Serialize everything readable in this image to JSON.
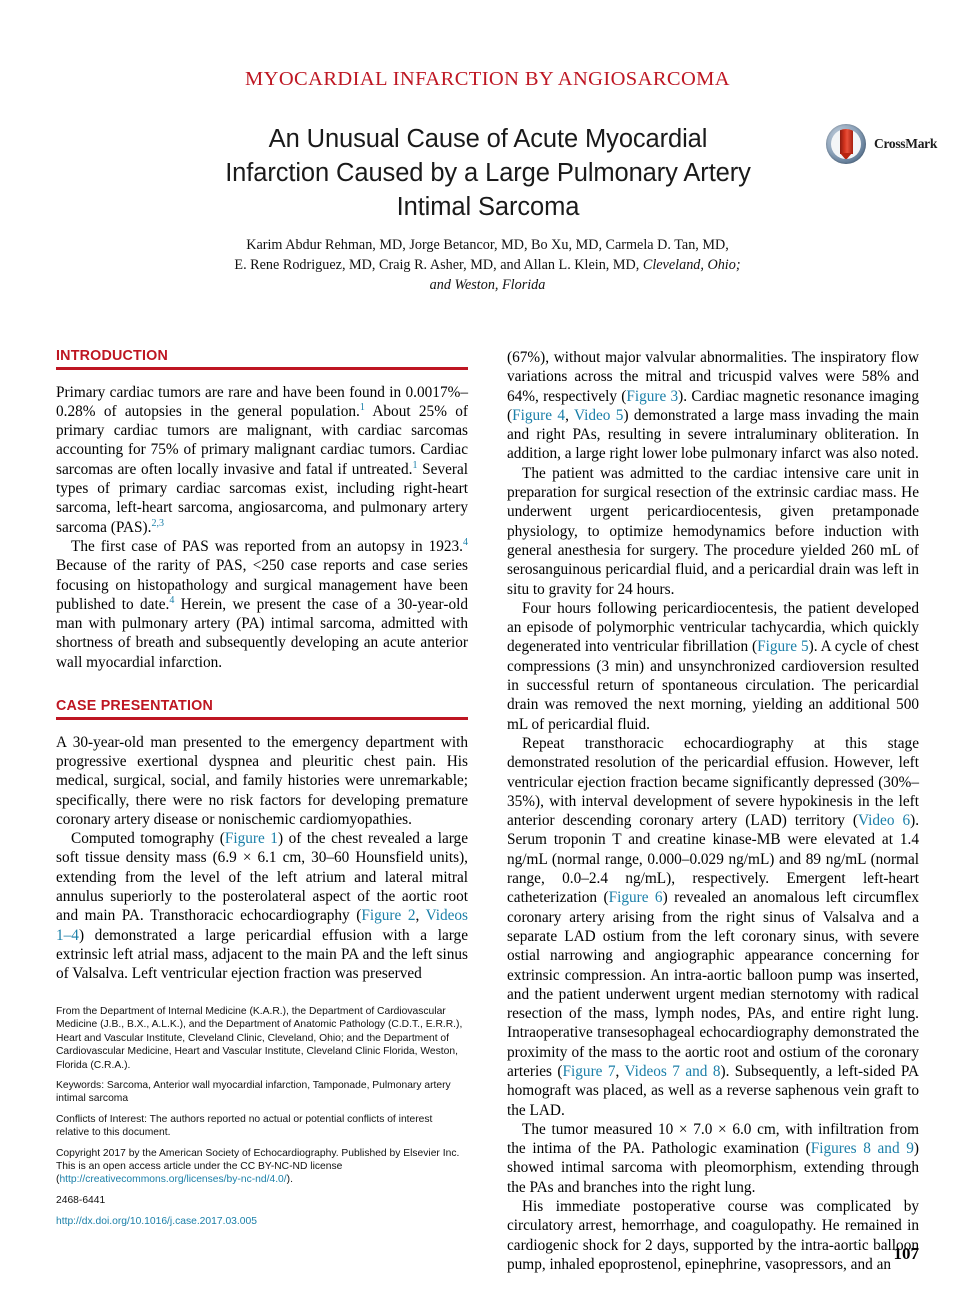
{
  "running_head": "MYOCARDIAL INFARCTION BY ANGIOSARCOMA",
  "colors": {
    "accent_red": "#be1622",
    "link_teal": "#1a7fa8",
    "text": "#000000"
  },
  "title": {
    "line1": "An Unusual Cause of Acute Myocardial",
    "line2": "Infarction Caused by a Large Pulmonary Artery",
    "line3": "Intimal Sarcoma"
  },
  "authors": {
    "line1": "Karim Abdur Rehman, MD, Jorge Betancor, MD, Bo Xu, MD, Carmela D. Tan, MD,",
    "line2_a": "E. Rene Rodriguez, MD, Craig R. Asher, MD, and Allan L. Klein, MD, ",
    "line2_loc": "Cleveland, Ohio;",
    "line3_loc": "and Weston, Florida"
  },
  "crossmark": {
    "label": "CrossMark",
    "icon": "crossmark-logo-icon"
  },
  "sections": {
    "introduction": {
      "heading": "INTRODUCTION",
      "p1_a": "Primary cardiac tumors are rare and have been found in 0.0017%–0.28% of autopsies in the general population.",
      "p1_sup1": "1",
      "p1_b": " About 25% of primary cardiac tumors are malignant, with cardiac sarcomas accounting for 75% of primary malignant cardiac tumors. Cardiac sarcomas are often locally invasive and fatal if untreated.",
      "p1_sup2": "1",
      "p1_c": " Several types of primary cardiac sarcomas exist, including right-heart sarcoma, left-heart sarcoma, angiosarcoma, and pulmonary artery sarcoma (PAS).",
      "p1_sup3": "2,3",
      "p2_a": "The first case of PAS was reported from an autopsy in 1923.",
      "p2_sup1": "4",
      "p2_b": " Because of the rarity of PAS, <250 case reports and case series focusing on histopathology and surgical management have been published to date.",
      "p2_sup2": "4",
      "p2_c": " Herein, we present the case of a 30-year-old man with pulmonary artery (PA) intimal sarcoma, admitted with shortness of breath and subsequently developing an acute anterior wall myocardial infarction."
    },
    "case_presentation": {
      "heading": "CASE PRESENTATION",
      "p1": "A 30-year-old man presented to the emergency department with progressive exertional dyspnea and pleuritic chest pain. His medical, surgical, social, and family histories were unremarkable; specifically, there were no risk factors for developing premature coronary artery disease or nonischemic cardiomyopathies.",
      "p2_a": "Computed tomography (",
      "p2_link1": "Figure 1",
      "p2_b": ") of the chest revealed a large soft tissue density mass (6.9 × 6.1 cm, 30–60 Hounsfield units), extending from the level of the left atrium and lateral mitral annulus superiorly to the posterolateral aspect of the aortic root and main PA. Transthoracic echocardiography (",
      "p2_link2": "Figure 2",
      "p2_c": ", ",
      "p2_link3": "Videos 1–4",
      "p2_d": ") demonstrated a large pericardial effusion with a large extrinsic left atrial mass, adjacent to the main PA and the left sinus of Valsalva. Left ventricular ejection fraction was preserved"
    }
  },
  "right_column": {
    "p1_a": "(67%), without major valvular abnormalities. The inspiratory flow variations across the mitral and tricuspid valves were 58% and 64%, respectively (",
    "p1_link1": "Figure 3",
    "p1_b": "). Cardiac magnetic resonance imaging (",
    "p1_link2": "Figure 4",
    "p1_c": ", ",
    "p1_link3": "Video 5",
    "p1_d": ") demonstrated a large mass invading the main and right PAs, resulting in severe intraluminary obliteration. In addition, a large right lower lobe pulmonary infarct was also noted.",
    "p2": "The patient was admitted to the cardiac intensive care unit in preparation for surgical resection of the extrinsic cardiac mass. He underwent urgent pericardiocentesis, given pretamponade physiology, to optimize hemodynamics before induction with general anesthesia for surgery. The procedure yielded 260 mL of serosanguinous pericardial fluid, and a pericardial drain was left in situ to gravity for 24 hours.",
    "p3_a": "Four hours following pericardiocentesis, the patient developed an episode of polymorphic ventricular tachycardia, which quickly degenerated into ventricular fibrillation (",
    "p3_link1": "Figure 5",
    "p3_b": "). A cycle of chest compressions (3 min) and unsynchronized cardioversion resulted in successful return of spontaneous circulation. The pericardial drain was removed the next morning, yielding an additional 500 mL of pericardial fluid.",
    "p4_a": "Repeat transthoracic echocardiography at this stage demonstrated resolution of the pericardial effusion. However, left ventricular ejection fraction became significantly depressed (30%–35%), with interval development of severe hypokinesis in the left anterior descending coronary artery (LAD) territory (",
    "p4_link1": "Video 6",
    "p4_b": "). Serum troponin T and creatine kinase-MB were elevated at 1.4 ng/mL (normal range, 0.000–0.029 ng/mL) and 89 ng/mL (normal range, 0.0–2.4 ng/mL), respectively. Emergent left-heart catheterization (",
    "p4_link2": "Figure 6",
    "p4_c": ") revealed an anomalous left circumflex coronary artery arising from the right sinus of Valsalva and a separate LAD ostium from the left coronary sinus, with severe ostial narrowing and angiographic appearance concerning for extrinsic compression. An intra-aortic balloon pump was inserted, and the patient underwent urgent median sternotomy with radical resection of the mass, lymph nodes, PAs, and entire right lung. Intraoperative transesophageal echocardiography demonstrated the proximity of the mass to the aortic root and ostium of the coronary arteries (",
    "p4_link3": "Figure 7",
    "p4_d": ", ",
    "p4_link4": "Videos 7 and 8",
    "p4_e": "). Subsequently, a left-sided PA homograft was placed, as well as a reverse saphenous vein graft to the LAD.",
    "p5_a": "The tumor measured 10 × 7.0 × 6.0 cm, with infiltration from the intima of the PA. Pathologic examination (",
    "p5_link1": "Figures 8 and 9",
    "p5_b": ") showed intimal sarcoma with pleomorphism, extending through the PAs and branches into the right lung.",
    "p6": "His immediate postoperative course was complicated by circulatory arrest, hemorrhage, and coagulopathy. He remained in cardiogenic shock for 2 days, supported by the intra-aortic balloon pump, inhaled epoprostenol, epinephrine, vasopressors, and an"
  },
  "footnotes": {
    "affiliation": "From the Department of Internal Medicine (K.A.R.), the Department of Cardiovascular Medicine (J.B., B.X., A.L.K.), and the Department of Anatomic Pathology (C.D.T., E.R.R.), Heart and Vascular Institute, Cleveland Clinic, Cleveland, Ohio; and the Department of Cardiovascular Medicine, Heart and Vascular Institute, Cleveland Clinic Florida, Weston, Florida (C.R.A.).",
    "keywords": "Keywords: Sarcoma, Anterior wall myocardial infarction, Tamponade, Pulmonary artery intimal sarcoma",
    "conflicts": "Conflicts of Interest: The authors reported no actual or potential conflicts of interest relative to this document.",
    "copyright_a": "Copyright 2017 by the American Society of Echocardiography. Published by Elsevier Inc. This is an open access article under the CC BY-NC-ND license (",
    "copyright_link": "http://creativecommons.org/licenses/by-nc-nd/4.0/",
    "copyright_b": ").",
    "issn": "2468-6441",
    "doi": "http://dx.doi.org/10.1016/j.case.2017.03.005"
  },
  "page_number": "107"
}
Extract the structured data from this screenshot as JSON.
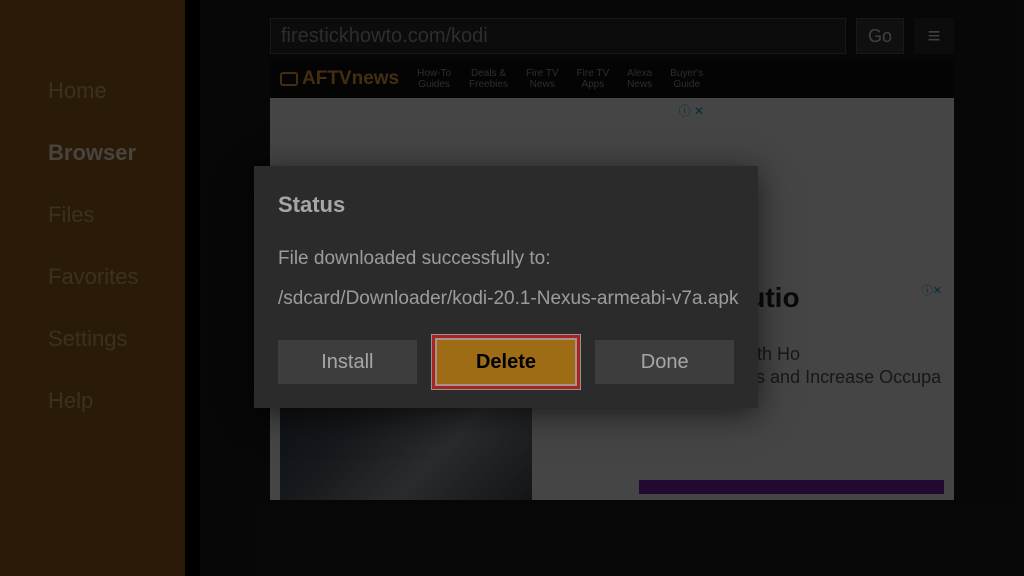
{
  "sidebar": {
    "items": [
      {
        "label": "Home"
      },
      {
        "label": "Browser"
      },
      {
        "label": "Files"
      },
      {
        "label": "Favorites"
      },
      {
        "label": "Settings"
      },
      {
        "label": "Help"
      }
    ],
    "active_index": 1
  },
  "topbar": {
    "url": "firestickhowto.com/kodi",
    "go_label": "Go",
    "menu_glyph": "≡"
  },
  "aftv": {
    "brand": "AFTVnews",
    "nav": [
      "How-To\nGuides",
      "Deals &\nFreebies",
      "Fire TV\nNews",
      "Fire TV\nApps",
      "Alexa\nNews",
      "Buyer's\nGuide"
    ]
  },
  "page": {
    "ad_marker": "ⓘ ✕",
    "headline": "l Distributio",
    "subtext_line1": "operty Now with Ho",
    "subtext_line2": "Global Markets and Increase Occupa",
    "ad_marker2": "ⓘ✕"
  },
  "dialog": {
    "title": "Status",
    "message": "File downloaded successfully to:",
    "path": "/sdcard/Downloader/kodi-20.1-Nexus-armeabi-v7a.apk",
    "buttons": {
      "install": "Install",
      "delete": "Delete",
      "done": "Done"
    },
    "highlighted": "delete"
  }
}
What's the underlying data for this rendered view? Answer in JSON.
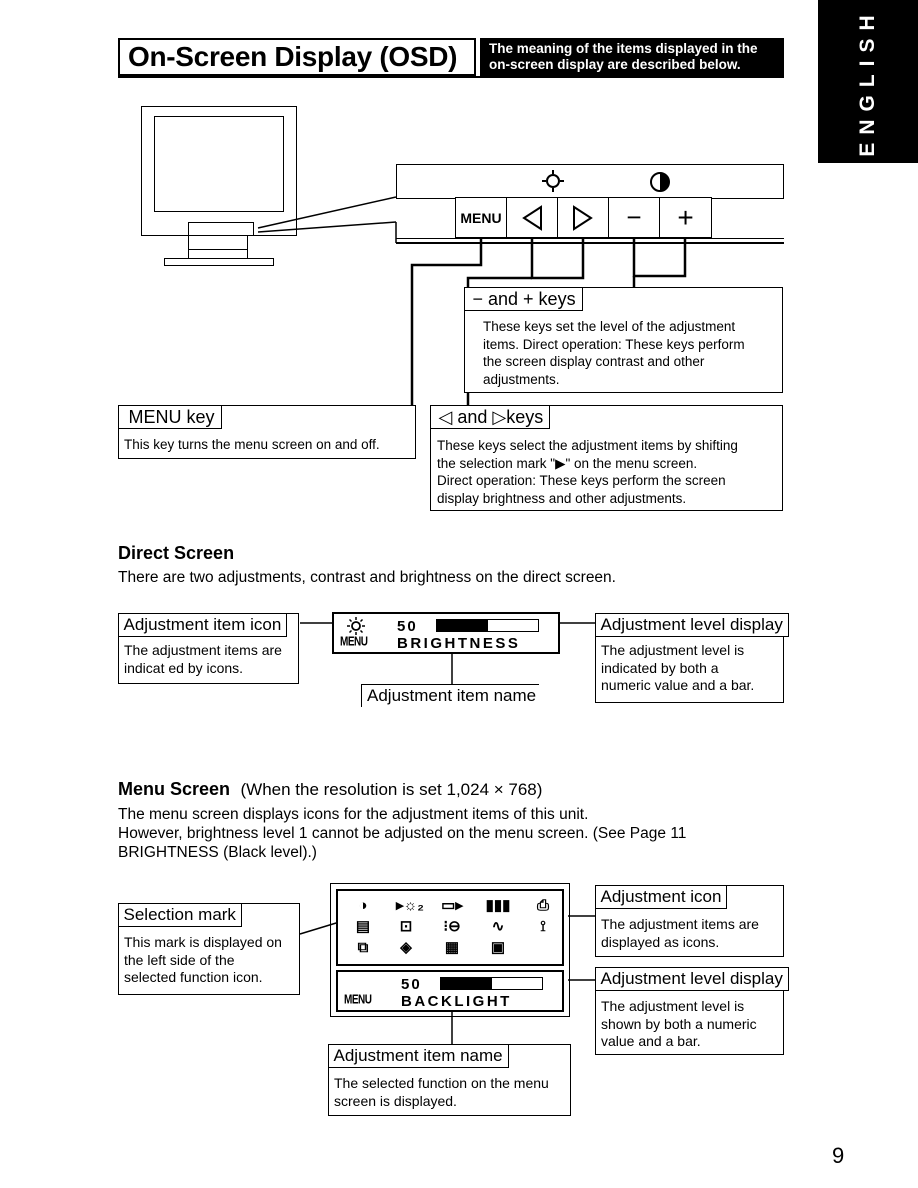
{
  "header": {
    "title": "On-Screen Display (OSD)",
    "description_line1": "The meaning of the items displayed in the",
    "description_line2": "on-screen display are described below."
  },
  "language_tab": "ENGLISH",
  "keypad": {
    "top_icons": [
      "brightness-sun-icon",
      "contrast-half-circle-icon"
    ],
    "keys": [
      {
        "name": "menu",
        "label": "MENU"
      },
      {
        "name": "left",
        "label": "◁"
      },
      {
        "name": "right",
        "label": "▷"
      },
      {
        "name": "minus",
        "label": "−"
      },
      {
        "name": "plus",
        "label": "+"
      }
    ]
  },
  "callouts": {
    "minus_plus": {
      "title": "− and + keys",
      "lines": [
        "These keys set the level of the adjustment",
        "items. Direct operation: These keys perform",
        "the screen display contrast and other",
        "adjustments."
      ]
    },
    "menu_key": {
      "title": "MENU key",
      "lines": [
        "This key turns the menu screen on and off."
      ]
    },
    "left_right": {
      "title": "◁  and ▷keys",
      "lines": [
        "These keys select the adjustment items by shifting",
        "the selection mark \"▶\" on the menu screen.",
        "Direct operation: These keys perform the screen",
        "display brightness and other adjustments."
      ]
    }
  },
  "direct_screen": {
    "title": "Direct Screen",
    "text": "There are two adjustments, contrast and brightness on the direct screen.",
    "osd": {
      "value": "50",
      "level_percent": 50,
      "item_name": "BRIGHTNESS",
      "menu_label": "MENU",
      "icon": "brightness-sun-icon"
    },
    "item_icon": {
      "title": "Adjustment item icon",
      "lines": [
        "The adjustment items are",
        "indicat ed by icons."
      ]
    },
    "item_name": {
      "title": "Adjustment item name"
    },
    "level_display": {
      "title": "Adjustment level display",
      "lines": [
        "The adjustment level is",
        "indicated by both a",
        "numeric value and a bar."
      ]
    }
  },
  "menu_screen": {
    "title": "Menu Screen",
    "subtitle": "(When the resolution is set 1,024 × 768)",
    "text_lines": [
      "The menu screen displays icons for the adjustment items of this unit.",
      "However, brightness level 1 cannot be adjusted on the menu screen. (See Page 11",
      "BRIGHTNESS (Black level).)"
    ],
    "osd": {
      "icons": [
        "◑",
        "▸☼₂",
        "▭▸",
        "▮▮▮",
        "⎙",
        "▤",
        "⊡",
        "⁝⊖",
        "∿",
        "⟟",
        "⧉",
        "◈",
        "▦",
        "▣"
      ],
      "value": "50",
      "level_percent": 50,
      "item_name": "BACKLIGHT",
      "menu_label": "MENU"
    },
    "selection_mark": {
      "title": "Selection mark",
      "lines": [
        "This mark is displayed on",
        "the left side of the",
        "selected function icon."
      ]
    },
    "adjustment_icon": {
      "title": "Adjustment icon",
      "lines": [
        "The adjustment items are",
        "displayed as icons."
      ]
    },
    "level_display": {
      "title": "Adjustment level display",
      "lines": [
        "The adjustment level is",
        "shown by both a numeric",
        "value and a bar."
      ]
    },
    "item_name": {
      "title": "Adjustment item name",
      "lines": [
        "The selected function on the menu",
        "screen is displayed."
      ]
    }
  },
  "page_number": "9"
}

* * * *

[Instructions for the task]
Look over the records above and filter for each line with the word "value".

[Response to the exercise]
      "value": "50",
        "numeric value and a bar."
      "value": "50",
        "value and a bar."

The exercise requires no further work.